Transk53

The Dark Often Prevails
Supporting Member
Joined
Apr 19, 2013
Messages
4,220
Reaction score
835
Location
England 43 Anno Domini
There's also reputable 'above ground' bareknuckle boxing bouts that happen here too. It is actually just a matter of choice no one has to follow the Queensbury rules, only if they are under the Boxing Board of Control or the amateur boxing authorities because they want to go for worldwide type titles. It's a bit of a misnomer calling them 'underground' because the bouts themselves aren't illegal, the betting is though lol.

Nah, it is no misnomer. By definition it is underground due to no commercial value. Tbh, I am pretty much not able to counter you're posts, but surely bare knuckle boxing is seen as nothing more than a organised street fight.
 

Tez3

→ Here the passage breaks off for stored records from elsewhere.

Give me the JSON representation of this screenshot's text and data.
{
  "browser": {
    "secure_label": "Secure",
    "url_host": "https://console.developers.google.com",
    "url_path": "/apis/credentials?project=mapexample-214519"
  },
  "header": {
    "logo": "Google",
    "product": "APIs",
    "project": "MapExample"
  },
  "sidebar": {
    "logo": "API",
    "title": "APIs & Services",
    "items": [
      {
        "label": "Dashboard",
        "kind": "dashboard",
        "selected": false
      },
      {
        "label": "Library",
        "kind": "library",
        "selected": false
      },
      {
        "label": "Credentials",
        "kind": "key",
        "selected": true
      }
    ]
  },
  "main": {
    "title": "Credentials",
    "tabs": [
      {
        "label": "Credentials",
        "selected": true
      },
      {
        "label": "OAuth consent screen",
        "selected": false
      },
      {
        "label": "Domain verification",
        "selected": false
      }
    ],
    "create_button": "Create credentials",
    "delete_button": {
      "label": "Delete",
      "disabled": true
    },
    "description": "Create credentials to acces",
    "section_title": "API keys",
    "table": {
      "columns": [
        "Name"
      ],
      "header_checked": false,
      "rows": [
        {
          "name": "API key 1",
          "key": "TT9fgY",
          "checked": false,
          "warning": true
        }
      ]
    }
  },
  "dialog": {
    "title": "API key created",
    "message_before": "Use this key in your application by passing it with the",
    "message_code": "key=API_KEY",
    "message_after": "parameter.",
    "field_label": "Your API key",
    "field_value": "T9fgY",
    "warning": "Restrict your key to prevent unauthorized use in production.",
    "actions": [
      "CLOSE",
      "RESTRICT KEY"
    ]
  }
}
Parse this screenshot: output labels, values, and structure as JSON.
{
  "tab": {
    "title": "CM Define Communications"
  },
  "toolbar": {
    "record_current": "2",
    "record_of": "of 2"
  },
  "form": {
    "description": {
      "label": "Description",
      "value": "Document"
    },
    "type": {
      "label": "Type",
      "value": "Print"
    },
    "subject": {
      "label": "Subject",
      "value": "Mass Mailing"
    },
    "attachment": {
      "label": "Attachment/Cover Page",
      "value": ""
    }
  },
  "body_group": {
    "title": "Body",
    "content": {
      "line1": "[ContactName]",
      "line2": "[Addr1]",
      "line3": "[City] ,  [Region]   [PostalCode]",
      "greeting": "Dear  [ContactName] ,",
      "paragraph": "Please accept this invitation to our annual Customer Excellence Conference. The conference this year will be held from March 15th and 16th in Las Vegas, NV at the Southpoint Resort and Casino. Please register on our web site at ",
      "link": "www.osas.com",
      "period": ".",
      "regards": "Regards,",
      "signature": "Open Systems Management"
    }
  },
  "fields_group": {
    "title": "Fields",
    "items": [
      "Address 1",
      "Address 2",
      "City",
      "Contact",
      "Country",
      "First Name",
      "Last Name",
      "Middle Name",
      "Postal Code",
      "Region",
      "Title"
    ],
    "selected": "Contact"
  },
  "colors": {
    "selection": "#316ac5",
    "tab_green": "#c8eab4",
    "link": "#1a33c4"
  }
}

Sr. Grandmaster
Supporting Member
Joined
Oct 13, 2006
Messages
27,308
Reaction score
4,597
Location
England
The traveller community who are the main people for bare knuckle have rules and it's far from a street fight organised or not. There is a huge commercial value because of the betting on the fights, a lot of money changes hands. My instructor had a bare knuckle fight with a traveller, it was a very fair fight, just him and the other guy. When he beat the traveller the others congratulated him. It was down in Brigg at the Horse Fair. There's organised bare knuckle fights all over the place. I'm sure there's a fair amount of brawls going on as well but bare knuckle fighting is seen as safer than the gloved kind and they have a point, you cannot hit as hard with the bare fist as you can with a wrapped, gloved fist so while it looks bloodier it is actually safer.
 
Top